19 April 2011
Seems like a plausible thesis: That religious identity and the fervor which it has undertaken in parts of the world is a reaction to a perceived threat to identity and individual meaning. It is a lot more comfortable to "find" meaning by having someone else tell you what it is I suppose, and much easier to make sense of the behavior of "others" when you belong to a firmly set group holding strict ideas. I think this method is lazier and often leads to a lot of sloppy thinking (plus inherently leads to tribalism), but then again, most people do not do a whole lot of existential questioning of their lives and societies either.
The biggest element to all of this is the resilience, of a sort, of universalist set of values against this allergic reaction to cultural shifts that some have adopted. I'm not totally sure I buy his thesis that it's an effective response. I'd have to probably see how he lays out the case for that. But it is essentially what non-religious fundamentalist people often do, adopt an overarching view of say "tolerance" or a respect for free people's choices within some reasonable constraints and move on rather than busy themselves worrying about what everyone else is doing. The crucial part is that such a set of ideals worries less about what others are doing, but it still has to grapple with the individual's demands for status games somewhere in there. I'm not sure that his explanation is satisfactory for how to thread that needle. Nor does it seem to me that if this is already a commonly held liberal worldview, so to speak, that it would have any sensible impact upon the traditionalist worldviews that are attempting to insulate themselves against this modern global environment. I don't see a whole lot of crossover happening here already.

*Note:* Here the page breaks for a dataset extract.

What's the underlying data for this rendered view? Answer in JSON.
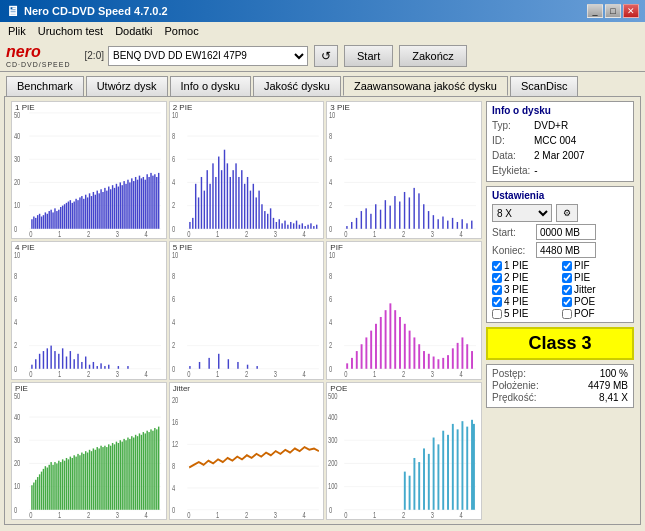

I'm also not convinced that the problem is worse or amplified in a social media standpoint. I think the problem always existed in humanity and that there are just more people in the ballgame than ever before competing for those same social accolades of status. The ballgame is different than just "valedictorian at your high school" or something like that from the previous generations, sure. I don't see how that intensifies the problem. It would seem like that means there are more winners (and more losers), but that there are more opportunities as well to get back into the "game".
The most convincing thread of his thought is the explanation for things like suicide bombing (along with other acts of isolationist violence engaged in by fundamentalists, like murdering doctors for example). A desire for immortality that is so powerful it leads us to completely devalue life itself? ....And to wonder that I called that whole afterlife concept the most pernicious aspect of religious dogma and theology.